What Does Diversity Have To Do With Science?

Who would have ever thought that we have gotten to the point where “diversity” is somehow more important than science in science fields?

This is another video from the folks at Prager University. (They were banned by YouTube for awhile and we suspect that because this video goes against the grain, this one might banned too. (Or at least de-monitized.))

Do you care about the race of your doctor, or the gender of the person who built the bridge you drive across? The latest trend across STEM fields claims you should. Heather Mac Donald, Fellow at the Manhattan Institute and author of The Diversity Delusion, explains where these destructive ideas are coming from.

4 Responses to “What Does Diversity Have To Do With Science?”

  1. Thomas Gaume says:

    Interesting. If a entity is publicly funded wouldn’t make sense that all applications for jobs and higher learning would be absent of any race or gender identifiers? Wouldn’t that result in not only the most qualified are selected, but provide equality across racial and gender lines? Wouldn’t this process also eliminate any claims of discrimination or favoritism?

    Thanks for bringing to light that Prager U had been banned by YouTube, owned by Google who along with Facebook openly promotes the “diversity” that skews the system in favor of less qualified applicants. For this fact alone I have made a donation to Prager with hopes that they will always be able to publish content that is thought provoking and challenges the status quo.

  2. Thomas Gaume says:

    And from the Brevard County Charter:

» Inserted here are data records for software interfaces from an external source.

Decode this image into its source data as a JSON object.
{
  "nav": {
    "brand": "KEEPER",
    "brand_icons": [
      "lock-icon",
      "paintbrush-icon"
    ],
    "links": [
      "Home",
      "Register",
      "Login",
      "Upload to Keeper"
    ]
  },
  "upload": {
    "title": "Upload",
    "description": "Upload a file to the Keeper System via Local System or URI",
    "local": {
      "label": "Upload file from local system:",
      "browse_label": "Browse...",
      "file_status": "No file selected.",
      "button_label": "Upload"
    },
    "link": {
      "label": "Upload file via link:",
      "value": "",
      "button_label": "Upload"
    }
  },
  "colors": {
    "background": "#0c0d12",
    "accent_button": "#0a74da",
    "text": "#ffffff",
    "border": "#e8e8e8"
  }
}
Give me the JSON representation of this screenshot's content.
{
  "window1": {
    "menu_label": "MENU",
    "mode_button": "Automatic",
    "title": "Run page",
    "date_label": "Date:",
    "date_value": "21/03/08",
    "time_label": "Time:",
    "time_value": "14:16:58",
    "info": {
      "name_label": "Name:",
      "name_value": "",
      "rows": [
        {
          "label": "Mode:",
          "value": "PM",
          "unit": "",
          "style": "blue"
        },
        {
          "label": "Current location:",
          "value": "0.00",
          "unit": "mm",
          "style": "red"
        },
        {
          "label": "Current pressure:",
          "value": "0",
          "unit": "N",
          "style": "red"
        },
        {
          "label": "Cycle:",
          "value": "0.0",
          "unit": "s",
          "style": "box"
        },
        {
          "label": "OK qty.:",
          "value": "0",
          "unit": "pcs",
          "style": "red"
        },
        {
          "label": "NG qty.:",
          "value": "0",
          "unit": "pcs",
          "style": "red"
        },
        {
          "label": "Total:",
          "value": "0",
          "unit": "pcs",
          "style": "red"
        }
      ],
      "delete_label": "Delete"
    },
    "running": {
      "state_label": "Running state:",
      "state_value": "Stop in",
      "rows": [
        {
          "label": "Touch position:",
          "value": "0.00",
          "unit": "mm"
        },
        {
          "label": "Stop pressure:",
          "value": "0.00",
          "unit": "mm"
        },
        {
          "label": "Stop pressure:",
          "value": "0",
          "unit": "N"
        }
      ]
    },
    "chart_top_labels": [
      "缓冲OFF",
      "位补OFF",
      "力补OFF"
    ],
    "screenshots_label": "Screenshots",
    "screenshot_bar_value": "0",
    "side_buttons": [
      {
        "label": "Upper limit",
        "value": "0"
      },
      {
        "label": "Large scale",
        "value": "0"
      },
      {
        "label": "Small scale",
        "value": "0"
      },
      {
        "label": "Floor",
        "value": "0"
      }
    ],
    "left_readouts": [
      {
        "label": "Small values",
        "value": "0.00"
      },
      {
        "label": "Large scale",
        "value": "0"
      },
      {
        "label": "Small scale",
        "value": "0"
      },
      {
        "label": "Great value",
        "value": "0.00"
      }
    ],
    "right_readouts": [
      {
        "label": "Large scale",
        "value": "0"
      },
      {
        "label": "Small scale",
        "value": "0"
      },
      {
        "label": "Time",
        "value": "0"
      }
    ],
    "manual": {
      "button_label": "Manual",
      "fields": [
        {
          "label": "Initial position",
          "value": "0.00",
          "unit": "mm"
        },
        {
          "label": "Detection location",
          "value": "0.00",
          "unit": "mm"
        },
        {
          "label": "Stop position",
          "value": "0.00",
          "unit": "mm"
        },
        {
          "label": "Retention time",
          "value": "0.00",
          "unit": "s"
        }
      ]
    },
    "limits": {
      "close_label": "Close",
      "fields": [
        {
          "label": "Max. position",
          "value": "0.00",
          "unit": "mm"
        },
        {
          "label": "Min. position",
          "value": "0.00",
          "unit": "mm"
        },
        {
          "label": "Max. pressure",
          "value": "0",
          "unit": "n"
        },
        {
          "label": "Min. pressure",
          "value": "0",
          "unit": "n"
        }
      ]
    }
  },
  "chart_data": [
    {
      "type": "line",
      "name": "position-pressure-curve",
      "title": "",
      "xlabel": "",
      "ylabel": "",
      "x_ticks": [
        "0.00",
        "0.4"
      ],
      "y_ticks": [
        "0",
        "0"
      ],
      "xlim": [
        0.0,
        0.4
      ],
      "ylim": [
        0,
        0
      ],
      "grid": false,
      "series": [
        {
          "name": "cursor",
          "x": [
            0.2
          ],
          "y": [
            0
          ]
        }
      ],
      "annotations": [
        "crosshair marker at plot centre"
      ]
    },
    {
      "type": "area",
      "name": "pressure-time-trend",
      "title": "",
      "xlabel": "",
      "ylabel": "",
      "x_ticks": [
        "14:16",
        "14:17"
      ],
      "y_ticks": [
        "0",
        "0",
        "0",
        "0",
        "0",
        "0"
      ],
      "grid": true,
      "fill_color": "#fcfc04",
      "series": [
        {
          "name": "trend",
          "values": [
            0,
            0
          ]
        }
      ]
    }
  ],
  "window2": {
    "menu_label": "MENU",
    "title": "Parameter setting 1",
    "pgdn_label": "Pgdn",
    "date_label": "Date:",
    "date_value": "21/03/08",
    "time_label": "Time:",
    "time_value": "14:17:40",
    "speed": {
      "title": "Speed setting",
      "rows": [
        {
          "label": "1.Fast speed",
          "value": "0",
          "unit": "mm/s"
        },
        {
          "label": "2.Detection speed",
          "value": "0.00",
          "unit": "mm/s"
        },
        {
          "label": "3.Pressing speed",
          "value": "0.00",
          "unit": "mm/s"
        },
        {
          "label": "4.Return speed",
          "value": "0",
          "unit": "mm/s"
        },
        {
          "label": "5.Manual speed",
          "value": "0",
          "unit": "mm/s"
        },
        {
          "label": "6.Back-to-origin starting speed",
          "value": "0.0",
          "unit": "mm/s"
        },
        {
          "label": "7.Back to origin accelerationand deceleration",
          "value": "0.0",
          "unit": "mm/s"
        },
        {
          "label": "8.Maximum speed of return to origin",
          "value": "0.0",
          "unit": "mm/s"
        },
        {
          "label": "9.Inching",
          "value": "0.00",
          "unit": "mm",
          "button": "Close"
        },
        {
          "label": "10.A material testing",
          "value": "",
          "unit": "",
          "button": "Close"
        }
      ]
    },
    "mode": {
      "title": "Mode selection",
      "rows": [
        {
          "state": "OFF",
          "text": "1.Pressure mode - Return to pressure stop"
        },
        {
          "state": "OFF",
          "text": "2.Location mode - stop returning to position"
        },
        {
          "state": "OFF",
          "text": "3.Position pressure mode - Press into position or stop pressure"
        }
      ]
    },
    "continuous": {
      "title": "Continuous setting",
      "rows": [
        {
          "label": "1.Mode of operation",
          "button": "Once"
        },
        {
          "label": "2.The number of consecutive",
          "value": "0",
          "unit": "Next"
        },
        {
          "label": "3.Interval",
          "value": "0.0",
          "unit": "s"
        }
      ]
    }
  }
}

    All citizens and taxpayers are entitled to have access to their elected officials, to present their grievances to their County Government, and to participate in County Government in an effort to guide the future of the community. When making appointments of individual citizens who desire to participate in their government to any decision making, regulatory or advisory board or committee, including the Charter Review Commission, the Board of County Commissioners shall make such appointments based on competence, expertise or merit of the prospective appointee. When appointments to all of the County’s boards and committees are taken as a whole, the appointments should include citizens from all segments of society in Brevard County, reflecting the differing viewpoints, gender, life experiences, professions, races, and ethnic background of Brevard County society and in an effort to provide balance with regard to race, gender or ethnic background. (Amd. 11-7-00)

  3. Hometown says:

    Thomas, great catch. I think it’s pretty obvious that creating rules that try to force people of different race, gender, religious, and ethnic backgrounds into positions/jobs creates a situation were the most qualified candidate is often not chosen. Candidates should be chosen based only on qualifications. This is another attempt to push for equality of outcomes, and not equality of opportunities. Everyone, regardless of background should have the opportunity to apply, but the outcome should not be based on race, religion, gender, etc.

    I’m not holding my breath but the county commissioners should remove the last sentence of sect 5.6. Or reword it to clarify the intent is equal opportunities are provided to all citizens.

    • AAfterwit says:


      Like you, Thomas Gaume doesn’t miss much. We agree with him on things and disagree on others (seldom,) but one thing we can say is that you rarely “catch” him lacking information. And if he is and you give him a cite, he goes and reads it.

      Between people like you, Thomas Gaume, Lee and others, we really think we have some of the best readers and commenters out there.

      A. Afterwit.